You probably haven't heard much about World of Goo yet, and that is kind of a shame. It is easily one of the greatest puzzle games of all time, and the best 2D game to come out in this current hardware era. If you passed up this gem back in 2008, by all means, play it immediately.
The best puzzle games of all time, (e.g. Lemmings, Lode Runner, etc) all have a few things in common. They start off relatively easy by introducing some simple and versatile game mechanics, giving you an opportunity to learn the basics of the game while solving simple puzzles. Then, they add progressively harder challenges, giving you new tools and tricks to deal with them. When they are done teaching you a set of rules, they take the training wheels off and let you solve problems as you see fit. Later puzzles can only be solved after learning some tricks from previous puzzles. Humor and presentation always help.

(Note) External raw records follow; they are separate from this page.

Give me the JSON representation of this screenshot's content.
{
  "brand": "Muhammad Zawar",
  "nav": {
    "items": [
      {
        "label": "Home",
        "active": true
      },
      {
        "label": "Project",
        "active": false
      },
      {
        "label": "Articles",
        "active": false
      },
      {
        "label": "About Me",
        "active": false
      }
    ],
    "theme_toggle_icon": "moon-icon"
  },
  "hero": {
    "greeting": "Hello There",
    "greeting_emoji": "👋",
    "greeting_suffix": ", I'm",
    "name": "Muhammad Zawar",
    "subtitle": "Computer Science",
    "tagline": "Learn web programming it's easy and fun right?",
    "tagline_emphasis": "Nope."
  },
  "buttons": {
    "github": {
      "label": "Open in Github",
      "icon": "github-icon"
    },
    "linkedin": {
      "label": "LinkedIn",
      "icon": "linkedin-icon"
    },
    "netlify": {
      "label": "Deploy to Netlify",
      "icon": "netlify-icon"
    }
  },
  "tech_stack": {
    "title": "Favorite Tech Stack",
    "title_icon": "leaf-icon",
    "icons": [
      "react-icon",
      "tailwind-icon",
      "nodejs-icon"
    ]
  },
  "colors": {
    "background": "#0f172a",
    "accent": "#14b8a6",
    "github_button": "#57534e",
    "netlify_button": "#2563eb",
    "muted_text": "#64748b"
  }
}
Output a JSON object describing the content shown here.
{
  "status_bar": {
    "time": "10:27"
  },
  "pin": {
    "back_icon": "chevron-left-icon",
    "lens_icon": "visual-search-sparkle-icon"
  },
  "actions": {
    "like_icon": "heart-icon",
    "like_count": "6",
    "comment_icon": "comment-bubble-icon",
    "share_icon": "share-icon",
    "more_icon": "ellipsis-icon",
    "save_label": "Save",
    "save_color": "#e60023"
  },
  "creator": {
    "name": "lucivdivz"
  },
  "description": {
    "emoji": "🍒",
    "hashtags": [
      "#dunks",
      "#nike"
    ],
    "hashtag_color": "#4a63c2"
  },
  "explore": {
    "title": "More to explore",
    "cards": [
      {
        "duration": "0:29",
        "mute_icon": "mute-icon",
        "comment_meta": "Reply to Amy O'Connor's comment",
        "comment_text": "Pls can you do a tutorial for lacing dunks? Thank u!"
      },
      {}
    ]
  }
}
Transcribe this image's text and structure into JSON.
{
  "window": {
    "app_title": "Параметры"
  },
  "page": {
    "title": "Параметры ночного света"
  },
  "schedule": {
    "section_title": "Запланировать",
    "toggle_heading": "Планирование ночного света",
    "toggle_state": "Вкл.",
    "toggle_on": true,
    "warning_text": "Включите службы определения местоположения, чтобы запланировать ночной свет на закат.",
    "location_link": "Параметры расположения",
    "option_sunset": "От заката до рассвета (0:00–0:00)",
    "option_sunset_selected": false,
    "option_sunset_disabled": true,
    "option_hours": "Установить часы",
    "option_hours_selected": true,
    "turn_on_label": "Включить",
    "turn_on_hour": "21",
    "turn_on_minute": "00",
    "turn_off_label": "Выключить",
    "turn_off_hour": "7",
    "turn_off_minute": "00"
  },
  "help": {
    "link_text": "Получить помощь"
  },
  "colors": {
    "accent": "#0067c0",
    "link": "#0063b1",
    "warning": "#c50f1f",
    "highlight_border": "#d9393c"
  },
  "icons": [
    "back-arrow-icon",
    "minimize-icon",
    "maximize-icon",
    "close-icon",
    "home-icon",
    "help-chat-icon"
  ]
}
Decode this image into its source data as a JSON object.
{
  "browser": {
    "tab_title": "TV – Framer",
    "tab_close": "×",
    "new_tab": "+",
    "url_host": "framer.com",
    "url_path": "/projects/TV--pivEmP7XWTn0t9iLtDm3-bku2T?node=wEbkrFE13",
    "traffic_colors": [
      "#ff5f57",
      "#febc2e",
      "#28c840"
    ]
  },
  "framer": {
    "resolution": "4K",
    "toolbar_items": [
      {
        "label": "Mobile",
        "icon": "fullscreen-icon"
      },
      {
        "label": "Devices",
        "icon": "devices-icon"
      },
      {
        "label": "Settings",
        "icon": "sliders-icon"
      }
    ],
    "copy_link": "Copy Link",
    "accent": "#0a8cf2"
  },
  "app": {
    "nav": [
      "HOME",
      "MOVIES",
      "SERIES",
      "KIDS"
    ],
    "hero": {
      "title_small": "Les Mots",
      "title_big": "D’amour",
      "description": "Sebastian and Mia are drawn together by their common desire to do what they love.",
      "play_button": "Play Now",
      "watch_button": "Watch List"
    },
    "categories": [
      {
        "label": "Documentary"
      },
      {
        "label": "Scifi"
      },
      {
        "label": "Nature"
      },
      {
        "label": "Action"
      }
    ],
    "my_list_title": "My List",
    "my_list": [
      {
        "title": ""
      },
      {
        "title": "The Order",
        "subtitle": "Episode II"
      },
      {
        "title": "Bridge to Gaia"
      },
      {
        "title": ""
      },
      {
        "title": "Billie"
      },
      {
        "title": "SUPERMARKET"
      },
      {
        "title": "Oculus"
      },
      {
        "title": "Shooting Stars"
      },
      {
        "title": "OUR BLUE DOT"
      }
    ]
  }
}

World of Goo has it all. It starts with a great concept. In this game, you build rubbery structures by connecting dots (known as "goo balls") together to form a wobbly lattice. Different colored balls have different properties. Red balls burn, black balls can only be placed once, green balls can be moved repeatedly, and so on. Sort of like Lemmings, most maps have traps, like spikes, that will wreck your structure if it sways or hangs into them.
The concept is novel and ingenious, but it doesn't end there. It is implemented to near perfection. The physics engine in the game is robust, and everything in it happens procedurally. General concepts like weight, friction, and inertia are modeled adequately. Building a large structure is difficult and it requires precision, since the bonds that hold everything together are not rigid and will fold under a lot of weight. Thus, you must find ways to stabilize structures, like placing balls in spots that reinforce the base. Mechanical Engineering 101, eat your heart out.
The game does a great job of giving you a substantially different challenge with each puzzle. They range in difficulty from moderate to hard, and they are all satisfying without being overly frustrating. By virtue of the freedom that you have in placing balls, each puzzle has a nearly infinite number of solutions.
To top off the immensely fun goo ball building mechanics, the game comes with a colorful, cartoonish, and wacky presentation that comes right out of the insane asylum. What else would you say about a game where one of the challenges is to build a structure to climb out of a stomach? Each level is marked by a sign that leaves cryptic, slightly humorous messages that give you the feeling that somebody is watching or guiding you. It features cel-shaded, 2D graphics that look great despite the minimal technology required to produce them. The balls themselves have a lot of personality and make energetic noises whenever you place them. It is all very unique and unconventional. World of Goo seems like a collaboration between a Nobel Prize-winning MIT engineer and a demented artist.
World of Goo comes across as a game that was extensively play tested before it was released. It is every bit the charming and highly addictive experience that a great puzzle game should game. Upon completing each puzzle, the first thing that you will want to do is begin the next one. To your delight, you will find that there are at least a few dozen of them, and none of them will disappoint you, giving you full value for your money. Every year or two, a game comes along that reignites and my passion for and my faith in gaming, and in 2008, World of Goo was that game. It was the best game on any platform from that year, and it is well worth whatever you pay for it, and then some.